Tara Monroe is a college student in Texas who has gained some notoriety for her response to a DWI arrest in March. Monroe, whose “license was automatically suspended after [she refused] a breathalyzer test after a Waka Flocka concert,” then had to find some other way to get around. She has a bike, but “[r]iding a bike around campus sucks,” she noted. “Like, really sucks,” she added.

Barbie Jeep

Both photos via Twitter

So, after considering her options, she spent $60 on a tiny pink electric-powered Barbie Jeep (right). Since then, the report says, she has rolled around campus “leaving a trail of her laughter and Snapchats everywhere her little 12-volt battery can take her at 5 mph.” She said she enjoys driving the jeep around town and when going out with friends, something she said she planned to do in November for her 21st birthday.

I hate to be the bearer of bad news, but that last part is not a good idea. As many of you know by now, driving something unusual is your right as an American, but driving something unusual while intoxicated can still get you in legal trouble. That’s been true even for vehicles that arguably are not at all dangerous to anyone (e.g., Zamboni, wheelchair, inflatable raft, motorized beer cooler), and there’s no “ridiculous vehicle” exception (e.g., golf cart, motorized bar stool, Christmas parade float). In any event, it always comes down to what the state’s law provides.

So, is it possible to get a DWI on a 5-mph Barbie Jeep under Texas law? Yep. Penal Code section 49.04prohibits being intoxicated “while operating a motor vehicle in a public place.” And “motor vehicle” isdefined as “a device in, on, or by which a person or property is or may be transported or drawn on a highway, except a device used exclusively on stationary rails or tracks.” There is no question that a Barbie Jeep is a “device” by which a person “may be transported … on a highway,” and so if they catch you operating one in a public place (highway or otherwise) while intoxicated, they could charge you with violating Section 49.04.Should they? Maybe not. But they could.

I probably don’t need to say that this is just my analysis; there are no Texas cases (yet) that address these laws in the specific context of Barbie Jeeps. There are cases holding that a forklift is a “motor vehicle” for this purpose (which seems right) and that a motorboat is not (which doesn’t, but I think the law has since been changed). So far as I can tell, no Texas case has dealt directly with the issue of whether it makes sense to apply a DWI law to a “motor vehicle” of this kind. It looks like the Texas Court of Appeals had a chance to address something like this question in a recent case, but it found the defendant had waived the argument.Lewis v. Texas, No. 02-12-00109-CR (Tex. Ct. App. Apr. 18, 2013).

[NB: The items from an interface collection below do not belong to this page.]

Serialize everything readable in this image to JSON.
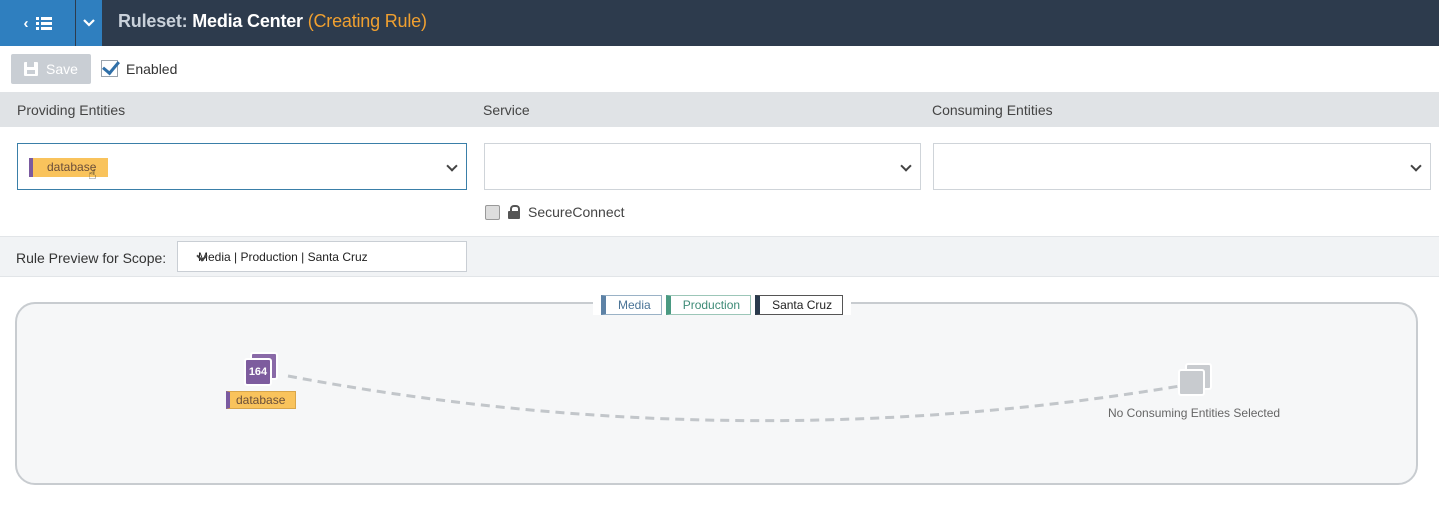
{
  "header": {
    "label": "Ruleset:",
    "name": "Media Center",
    "status": "(Creating Rule)"
  },
  "toolbar": {
    "save_label": "Save",
    "enabled_label": "Enabled",
    "enabled_checked": true
  },
  "columns": {
    "providing": "Providing Entities",
    "service": "Service",
    "consuming": "Consuming Entities"
  },
  "providing_select": {
    "tag": "database"
  },
  "service_select": {
    "value": ""
  },
  "consuming_select": {
    "value": ""
  },
  "secure_connect": {
    "label": "SecureConnect",
    "checked": false
  },
  "scope": {
    "label": "Rule Preview for Scope:",
    "value": "Media | Production | Santa Cruz"
  },
  "preview": {
    "legend": [
      "Media",
      "Production",
      "Santa Cruz"
    ],
    "provider_count": "164",
    "provider_tag": "database",
    "consumer_empty": "No Consuming Entities Selected"
  },
  "colors": {
    "topbar": "#2d3b4d",
    "accent": "#2f7fbf",
    "status": "#f0a030",
    "db_tag": "#f9c35c",
    "db_tag_edge": "#7a5aa0"
  }
}
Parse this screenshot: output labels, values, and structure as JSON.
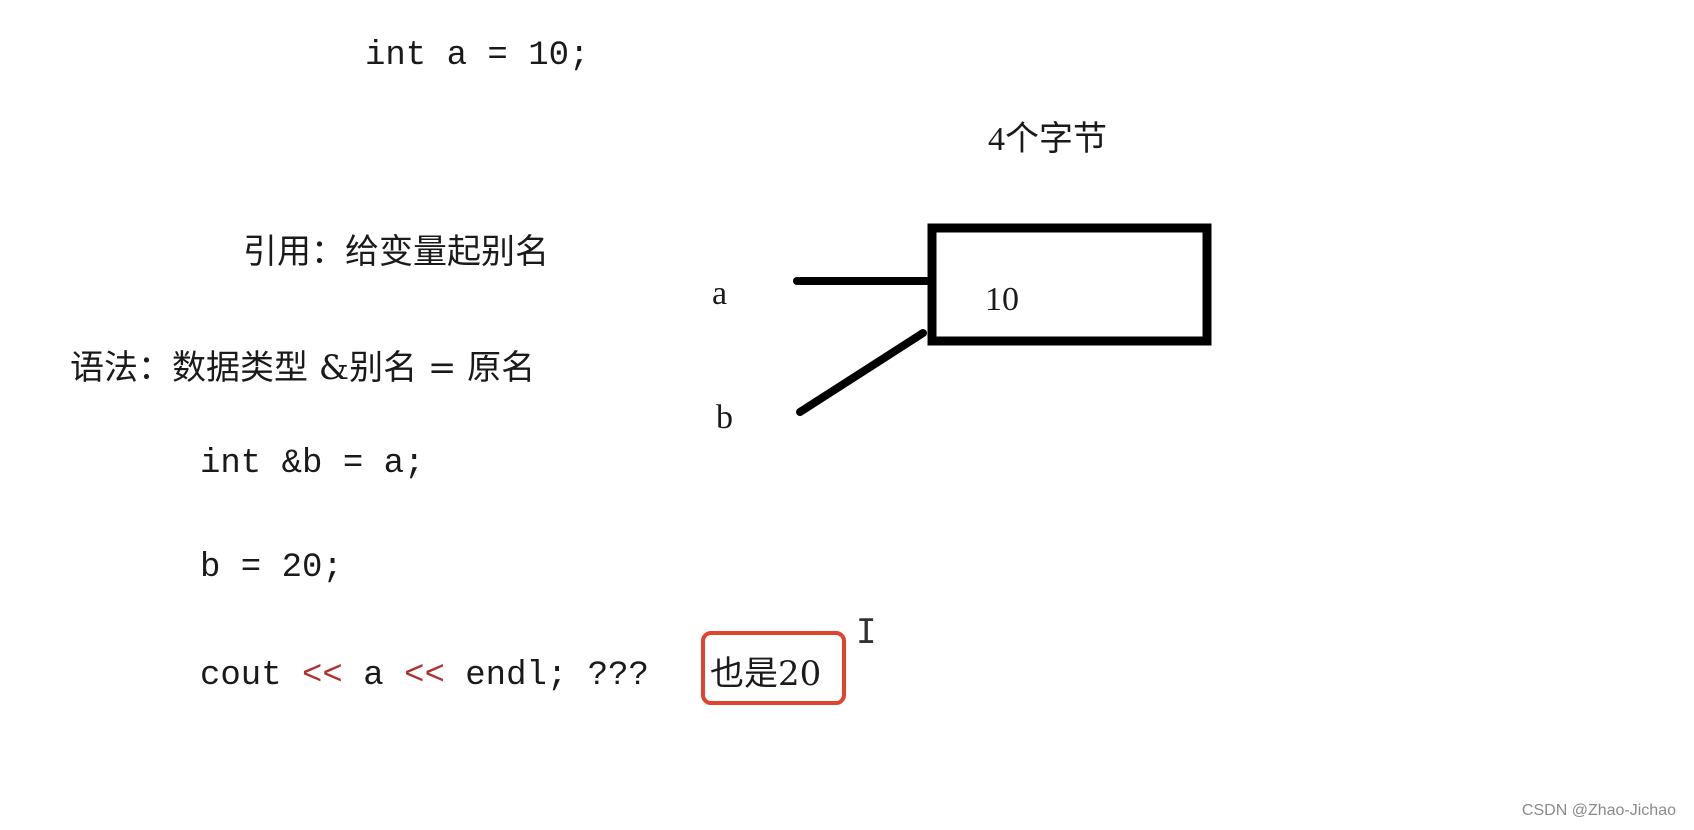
{
  "code": {
    "declaration": "int a = 10;",
    "reference_decl": "int &b = a;",
    "assignment": "b = 20;",
    "output_parts": {
      "cout": "cout ",
      "op1": "<<",
      "a": " a ",
      "op2": "<<",
      "endl": " endl; ???"
    }
  },
  "notes": {
    "definition": "引用：给变量起别名",
    "syntax": "语法：数据类型 &别名 = 原名",
    "answer": "也是20"
  },
  "diagram": {
    "size_label": "4个字节",
    "box_value": "10",
    "var_a": "a",
    "var_b": "b"
  },
  "colors": {
    "highlight_border": "#e0442c",
    "operator": "#b03030"
  },
  "watermark": "CSDN @Zhao-Jichao"
}
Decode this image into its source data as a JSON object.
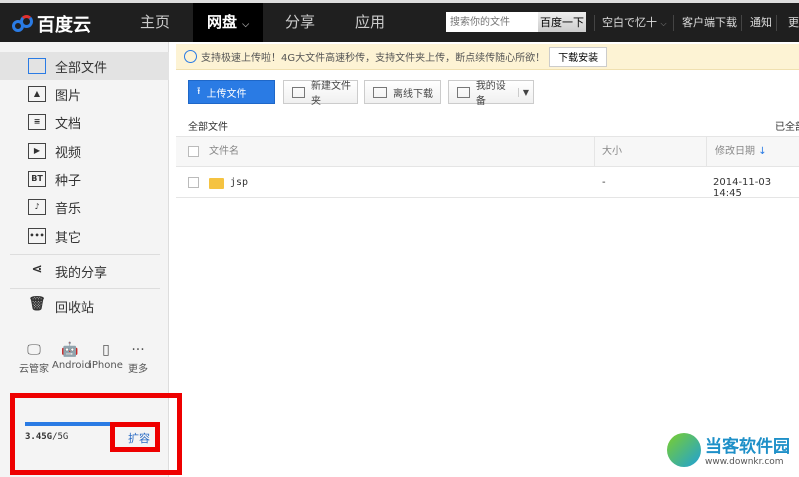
{
  "topbar": {
    "logo": "百度云",
    "nav": [
      "主页",
      "网盘",
      "分享",
      "应用"
    ],
    "search_placeholder": "搜索你的文件",
    "search_button": "百度一下",
    "user": "空白で忆十",
    "links": [
      "客户端下载",
      "通知",
      "更"
    ]
  },
  "sidebar": {
    "items": [
      "全部文件",
      "图片",
      "文档",
      "视频",
      "种子",
      "音乐",
      "其它",
      "我的分享",
      "回收站"
    ],
    "devices": [
      "云管家",
      "Android",
      "iPhone",
      "更多"
    ],
    "quota_used": "3.45G",
    "quota_total": "/5G",
    "quota_fraction": 0.69,
    "expand": "扩容"
  },
  "notice": {
    "text": "支持极速上传啦！4G大文件高速秒传，支持文件夹上传，断点续传随心所欲！",
    "button": "下载安装"
  },
  "toolbar": {
    "upload": "上传文件",
    "new_folder": "新建文件夹",
    "offline": "离线下载",
    "device": "我的设备"
  },
  "breadcrumb": "全部文件",
  "loaded": "已全部",
  "table": {
    "headers": [
      "文件名",
      "大小",
      "修改日期"
    ],
    "rows": [
      {
        "name": "jsp",
        "size": "-",
        "date": "2014-11-03 14:45"
      }
    ]
  },
  "watermark": {
    "title": "当客软件园",
    "url": "www.downkr.com"
  }
}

In Lewis, the defendant was arrested after a fairly ridiculous low-speed chase following an event at the Texas Motor Speedway. He had apparently driven a golf cart to the event (not in it, but to it), and was not observing the rules of the road as he was leaving. He almost hit an officer who was directing traffic, and then did (allegedly) hit the arm of a second officer, ignoring calls by both of them to stop. The second officer then apprehended him by simply jogging alongside the golf cart and grabbing the steering wheel (“what’s the problem, officer?” Lewis actually said at that point). The evidence showed that Lewis had a BAC of about twice the legal limit, but it also seems to show he wasn’t going much faster than the Barbie Jeep’s 5 mph top speed.

A jury convicted Lewis of DWI but acquitted him of evading arrest. (Oddly, it’s called “evading arrest” in Texas even if you don’t.) On appeal, he argued that the prosecutor’s definition of “motor vehicle” as “anything that can put you on the road” had misled the jury, and also that if the statute was actually that broad (broad enough to cover “skateboards and roller skates and various household conveniences,” as he put it), it would be unconstitutionally vague. But he had failed to preserve these arguments, the court held, so it didn’t address them. They weren’t really very good arguments anyway, especially since Lewis had already conceded a golf cart was in fact a “motor vehicle” under the statute, but his lawyer’s failure to object at trial means the arguments will have to wait for another day.

Tara might be able to run them up the flagpole if she gets a DWI in her Barbie Jeep, but I wouldn’t recommend it. If she must drink and “drive,” she should at least stay on private property.

Blog published on Lowering The Bar by Kevin Underhill, a partner in the San Francisco office of Shook, Hardy & Bacon.